Black Rock -Table of Contents
Black Rock and Riverside
An excerpt from "Buffalo Architecture: A Guide." Cambridge: MIT Press, 1981
Although the village of Black Rock lost its struggle with Buffalo to be chosen as the terminus of the Erie Canal, the northern part of the village, below Scajaquada Creek, did get a canal lock at the foot of Austin Street. The power generated by that lock attracted factories and flour mills. By the middle of the nineteenth century Black Rock was, after South Buffalo, the most heavily industrialized section of the city. Because Black Rock was a separate legal entity until its annexation by Buffalo in 1853, the community maintained its own water supply, marketplace, and political structure. While south Black Rock has been absorbed into the far West Side of the city, the residents of north Black Rock, many of whom are descendants of German, Polish, and other Eastern European immigrants, still retain a strong sense of their neighborhood's history of independence.
Railroads as well as the Erie Canal brought industry to Black Rock. The Tonawanda:Amherst Street intersection became one of the busiest railroad grade crossings in Buffalo. The Belt Line, a freight and commuter line with stops spaced approximately one mile apart, began operation in 1883 and created a loop of new industrial and residential communities around the city. Its impact on Black Rock's development was particularly strong.
Riding the Belt Line from the East Side of the city to the new urban-industrial frontier in Black Rock, hundreds of Poles began to settle on the east side of the tracks along Amherst Street. In 1888, five years after completion of the Belt Line and the expansion of Pratt & Letchworth's foundries on Tonawanda Street, Assumption Church opened. The surrounding neighborhood remains, after the Broadway-Fillmore district, the most substantial Polish community in Buffalo. St. Florian's Church, which opened in 1917 on Hertel Avenue, is a spin-off from this original settlement.
As Black Rock became increasingly industrialized, many of the younger members of families who had lived there for years began to move out. They did not want to go too far, and yet they wanted a change from the pervasive atmosphere of industry. Thus, they chose Riverside. It was here that many second- and third-generation Black Rock families were born and raised. Riverside, a short trolley-car ride from the old neighborhood, was still in an undeveloped section that offered its residents beautiful views of the Niagara River, large buildings lots, curving streets, and the ambiance of suburbia.
The construction of the New York State Thruway in the early 1950s cut off the neighborhood's access to the Niagara River, where the area's residents had fished, swum, and boated as well as worked in the mills nearby. Squaw Island, once a popular picnic ground, was turned into a sewage disposal site by the city.
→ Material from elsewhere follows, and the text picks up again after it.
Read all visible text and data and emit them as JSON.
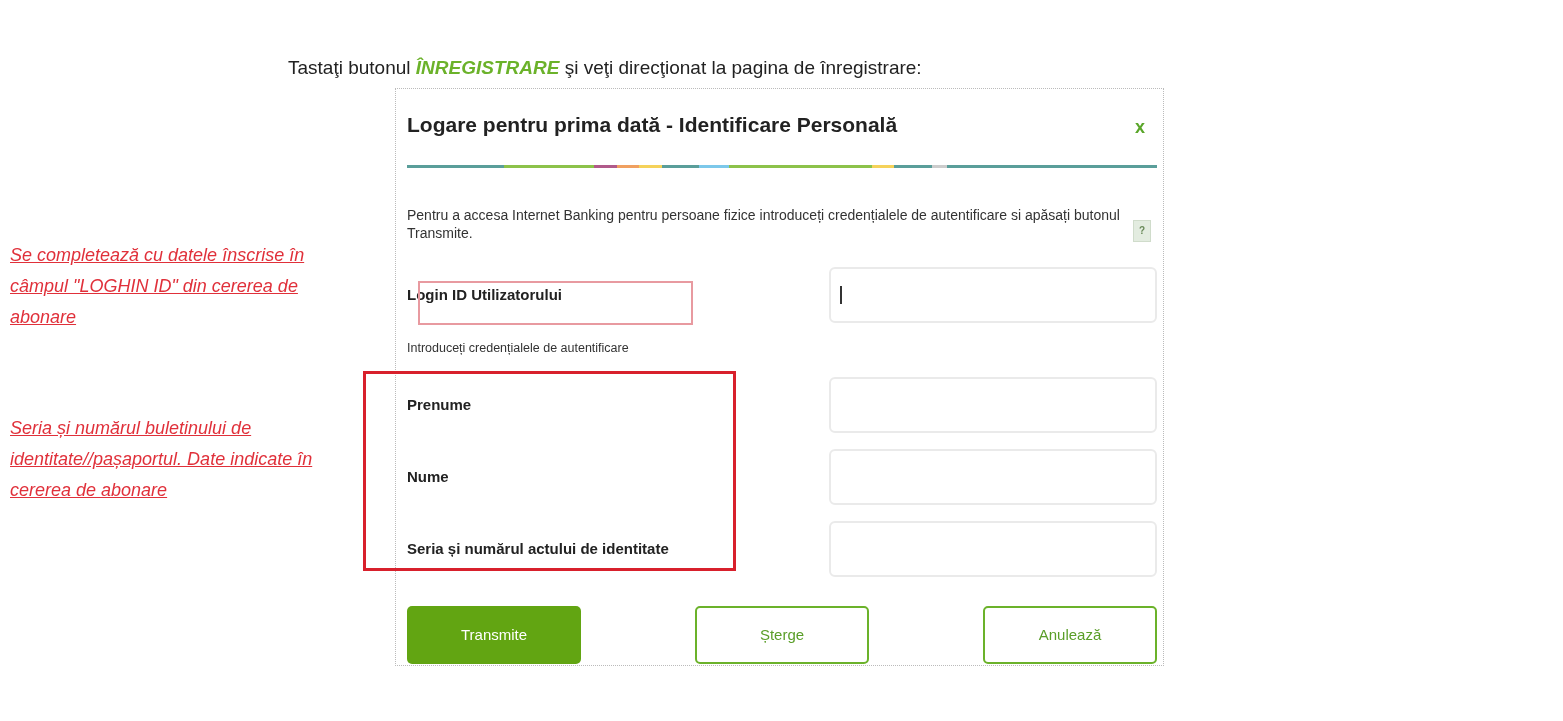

There are encouraging developments, however. The Squaw Island disposal site is being turned into a park. The residents of Black Rock and Riverside convinced the State Legislature to build a footbridge over the Thruway to the waterfront, and inaugurated an Annual Towpath Festival held on the banks of the old Erie Canal in celebration.